Work required: Which of the lines below include the word "label"? Pull each one out.

───── Provided information

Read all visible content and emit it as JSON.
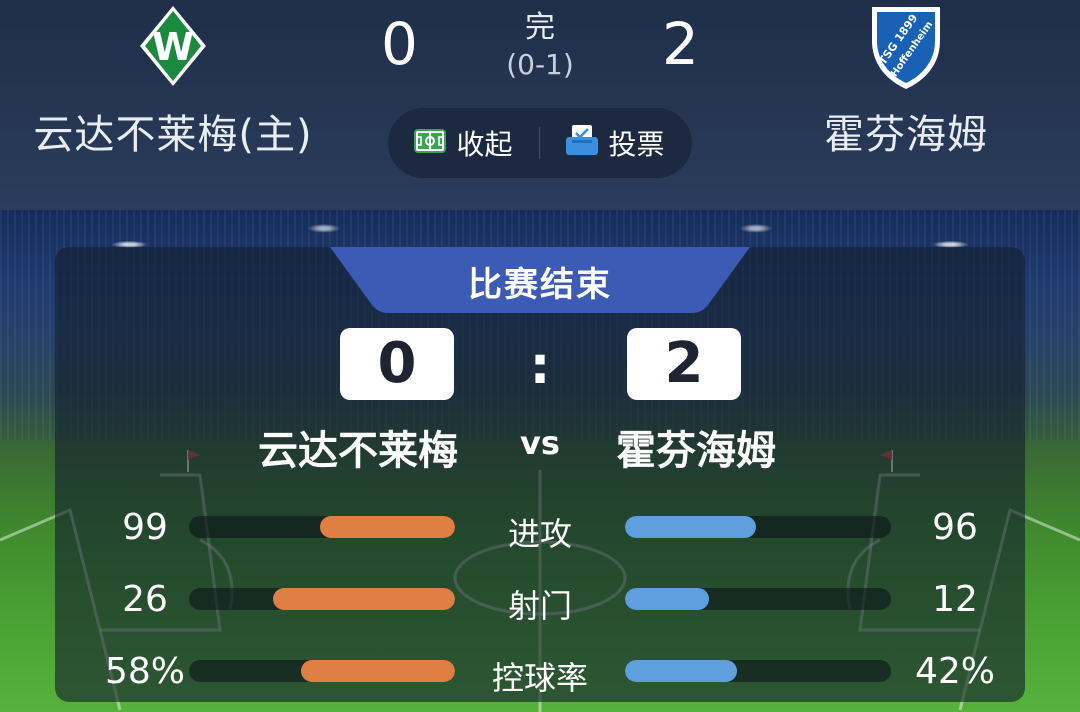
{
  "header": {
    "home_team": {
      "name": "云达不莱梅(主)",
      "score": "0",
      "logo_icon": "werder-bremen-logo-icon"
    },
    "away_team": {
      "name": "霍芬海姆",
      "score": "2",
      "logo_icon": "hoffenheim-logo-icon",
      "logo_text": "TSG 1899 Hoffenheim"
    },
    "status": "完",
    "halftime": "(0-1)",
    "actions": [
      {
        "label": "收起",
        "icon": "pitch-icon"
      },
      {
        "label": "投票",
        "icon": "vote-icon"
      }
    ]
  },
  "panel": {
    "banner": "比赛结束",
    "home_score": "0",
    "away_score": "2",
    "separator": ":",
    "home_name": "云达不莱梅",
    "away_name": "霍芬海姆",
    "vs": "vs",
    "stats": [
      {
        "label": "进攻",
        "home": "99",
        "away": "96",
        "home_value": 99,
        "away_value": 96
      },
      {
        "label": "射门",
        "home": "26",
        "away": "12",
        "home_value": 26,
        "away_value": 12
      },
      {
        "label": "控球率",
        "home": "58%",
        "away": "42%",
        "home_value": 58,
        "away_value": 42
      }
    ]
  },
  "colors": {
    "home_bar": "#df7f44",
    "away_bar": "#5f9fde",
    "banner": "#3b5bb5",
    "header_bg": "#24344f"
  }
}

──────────

Answer section:
        "label": "收起",
        "label": "投票",
        "label": "进攻",
        "label": "射门",
        "label": "控球率",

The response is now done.